• **WHAT NEEDS TO BE DONE**
Report back every line from the entries below in which the word "name" occurs.

• **MATERIAL PROVIDED**
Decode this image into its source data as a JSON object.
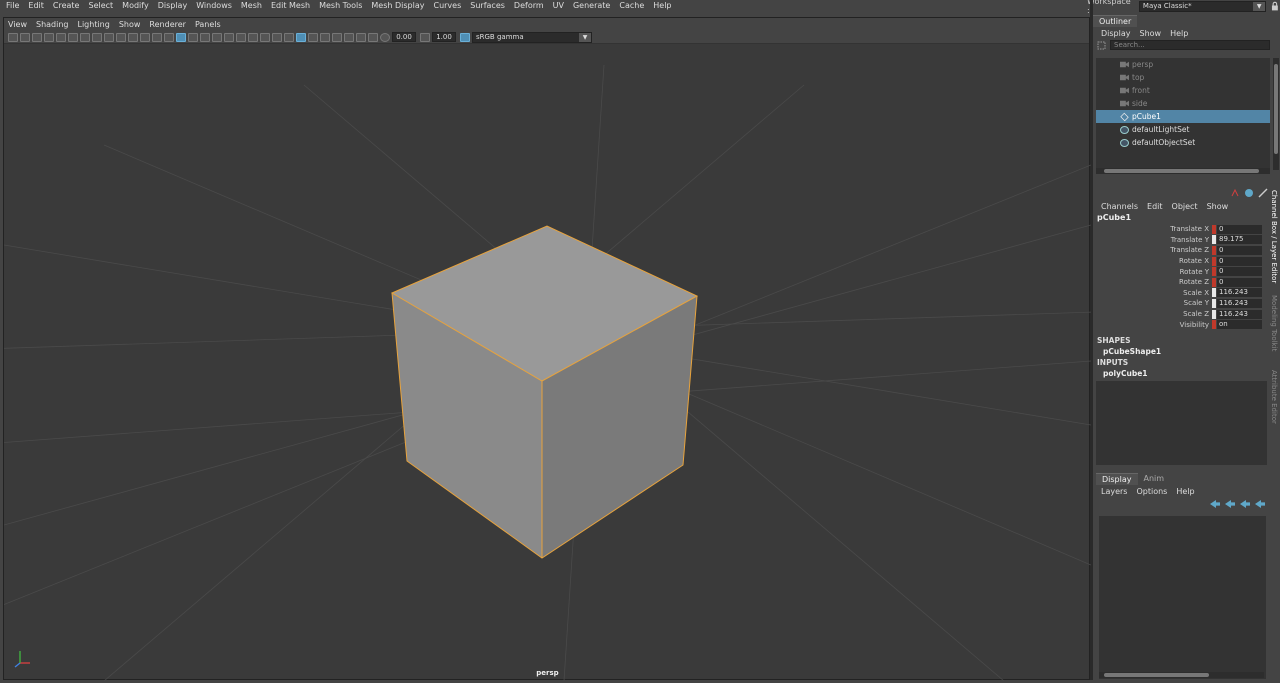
{
  "main_menu": [
    "File",
    "Edit",
    "Create",
    "Select",
    "Modify",
    "Display",
    "Windows",
    "Mesh",
    "Edit Mesh",
    "Mesh Tools",
    "Mesh Display",
    "Curves",
    "Surfaces",
    "Deform",
    "UV",
    "Generate",
    "Cache",
    "Help"
  ],
  "workspace": {
    "label": "Workspace :",
    "value": "Maya Classic*"
  },
  "panel_menu": [
    "View",
    "Shading",
    "Lighting",
    "Show",
    "Renderer",
    "Panels"
  ],
  "panel_toolbar": {
    "exposure": "0.00",
    "gamma": "1.00",
    "color_space": "sRGB gamma"
  },
  "viewport": {
    "camera_label": "persp"
  },
  "outliner": {
    "tab": "Outliner",
    "menu": [
      "Display",
      "Show",
      "Help"
    ],
    "search_placeholder": "Search...",
    "items": [
      {
        "label": "persp",
        "state": "dim",
        "icon": "camera-icon"
      },
      {
        "label": "top",
        "state": "dim",
        "icon": "camera-icon"
      },
      {
        "label": "front",
        "state": "dim",
        "icon": "camera-icon"
      },
      {
        "label": "side",
        "state": "dim",
        "icon": "camera-icon"
      },
      {
        "label": "pCube1",
        "state": "selected",
        "icon": "transform-icon"
      },
      {
        "label": "defaultLightSet",
        "state": "normal",
        "icon": "set-icon"
      },
      {
        "label": "defaultObjectSet",
        "state": "normal",
        "icon": "set-icon"
      }
    ]
  },
  "channel_box": {
    "menu": [
      "Channels",
      "Edit",
      "Object",
      "Show"
    ],
    "object": "pCube1",
    "attributes": [
      {
        "name": "Translate X",
        "value": "0"
      },
      {
        "name": "Translate Y",
        "value": "89.175"
      },
      {
        "name": "Translate Z",
        "value": "0"
      },
      {
        "name": "Rotate X",
        "value": "0"
      },
      {
        "name": "Rotate Y",
        "value": "0"
      },
      {
        "name": "Rotate Z",
        "value": "0"
      },
      {
        "name": "Scale X",
        "value": "116.243"
      },
      {
        "name": "Scale Y",
        "value": "116.243"
      },
      {
        "name": "Scale Z",
        "value": "116.243"
      },
      {
        "name": "Visibility",
        "value": "on"
      }
    ],
    "shapes_header": "SHAPES",
    "shape": "pCubeShape1",
    "inputs_header": "INPUTS",
    "input": "polyCube1"
  },
  "side_tabs": [
    "Channel Box / Layer Editor",
    "Modeling Toolkit",
    "Attribute Editor"
  ],
  "layer_editor": {
    "tabs": [
      "Display",
      "Anim"
    ],
    "menu": [
      "Layers",
      "Options",
      "Help"
    ]
  },
  "colors": {
    "selection": "#5285a6",
    "wire": "#e8a33c",
    "key": "#c0392b"
  }
}
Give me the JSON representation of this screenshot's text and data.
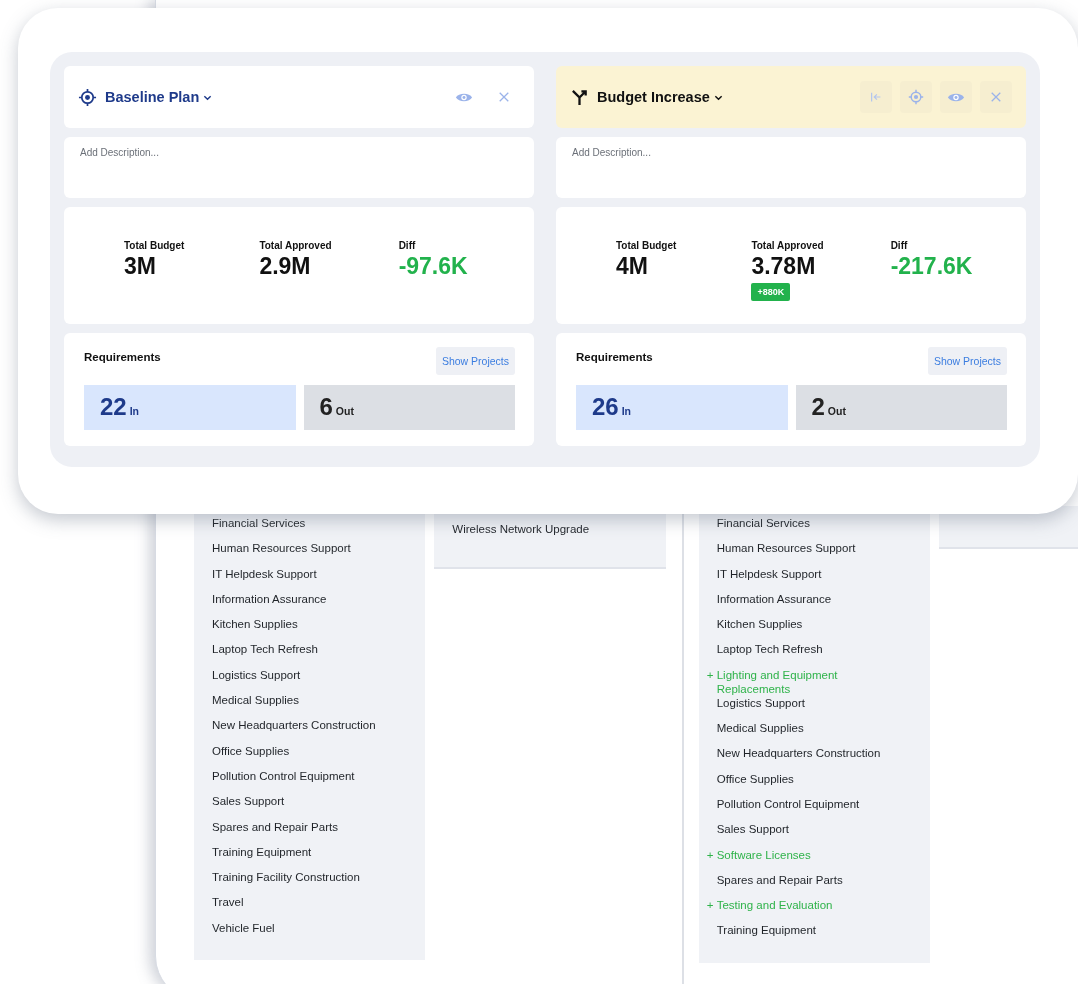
{
  "background_lists": [
    {
      "kind": "list",
      "items": [
        {
          "text": "Financial Services",
          "added": false
        },
        {
          "text": "Human Resources Support",
          "added": false
        },
        {
          "text": "IT Helpdesk Support",
          "added": false
        },
        {
          "text": "Information Assurance",
          "added": false
        },
        {
          "text": "Kitchen Supplies",
          "added": false
        },
        {
          "text": "Laptop Tech Refresh",
          "added": false
        },
        {
          "text": "Logistics Support",
          "added": false
        },
        {
          "text": "Medical Supplies",
          "added": false
        },
        {
          "text": "New Headquarters Construction",
          "added": false
        },
        {
          "text": "Office Supplies",
          "added": false
        },
        {
          "text": "Pollution Control Equipment",
          "added": false
        },
        {
          "text": "Sales Support",
          "added": false
        },
        {
          "text": "Spares and Repair Parts",
          "added": false
        },
        {
          "text": "Training Equipment",
          "added": false
        },
        {
          "text": "Training Facility Construction",
          "added": false
        },
        {
          "text": "Travel",
          "added": false
        },
        {
          "text": "Vehicle Fuel",
          "added": false
        }
      ]
    },
    {
      "kind": "short",
      "items": [
        {
          "text": "Wireless Network Upgrade",
          "added": false
        }
      ]
    },
    {
      "kind": "list",
      "items": [
        {
          "text": "Financial Services",
          "added": false
        },
        {
          "text": "Human Resources Support",
          "added": false
        },
        {
          "text": "IT Helpdesk Support",
          "added": false
        },
        {
          "text": "Information Assurance",
          "added": false
        },
        {
          "text": "Kitchen Supplies",
          "added": false
        },
        {
          "text": "Laptop Tech Refresh",
          "added": false
        },
        {
          "text": "Lighting and Equipment Replacements",
          "added": true,
          "marker": "+"
        },
        {
          "text": "Logistics Support",
          "added": false
        },
        {
          "text": "Medical Supplies",
          "added": false
        },
        {
          "text": "New Headquarters Construction",
          "added": false
        },
        {
          "text": "Office Supplies",
          "added": false
        },
        {
          "text": "Pollution Control Equipment",
          "added": false
        },
        {
          "text": "Sales Support",
          "added": false
        },
        {
          "text": "Software Licenses",
          "added": true,
          "marker": "+"
        },
        {
          "text": "Spares and Repair Parts",
          "added": false
        },
        {
          "text": "Testing and Evaluation",
          "added": true,
          "marker": "+"
        },
        {
          "text": "Training Equipment",
          "added": false
        }
      ]
    },
    {
      "kind": "empty"
    }
  ],
  "scenarios": [
    {
      "kind": "baseline",
      "name": "Baseline Plan",
      "placeholder": "Add Description...",
      "metrics": [
        {
          "kind": "amount",
          "label": "Total Budget",
          "value": "3M"
        },
        {
          "kind": "amount",
          "label": "Total Approved",
          "value": "2.9M"
        },
        {
          "kind": "diff",
          "label": "Diff",
          "value": "-97.6K"
        }
      ],
      "requirements": {
        "title": "Requirements",
        "button": "Show Projects",
        "in_count": "22",
        "in_label": "In",
        "out_count": "6",
        "out_label": "Out"
      }
    },
    {
      "kind": "variant",
      "name": "Budget Increase",
      "placeholder": "Add Description...",
      "metrics": [
        {
          "kind": "amount",
          "label": "Total Budget",
          "value": "4M"
        },
        {
          "kind": "amount",
          "label": "Total Approved",
          "value": "3.78M",
          "badge": "+880K"
        },
        {
          "kind": "diff",
          "label": "Diff",
          "value": "-217.6K"
        }
      ],
      "requirements": {
        "title": "Requirements",
        "button": "Show Projects",
        "in_count": "26",
        "in_label": "In",
        "out_count": "2",
        "out_label": "Out"
      }
    }
  ]
}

• **ANSWER BOX**
        "name": "Translate X",
        "name": "Translate Y",
        "name": "Translate Z",
        "name": "Rotate X",
        "name": "Rotate Y",
        "name": "Rotate Z",
        "name": "Scale X",
        "name": "Scale Y",
        "name": "Scale Z",
        "name": "Visibility",
      "name": "Baseline Plan",
      "name": "Budget Increase",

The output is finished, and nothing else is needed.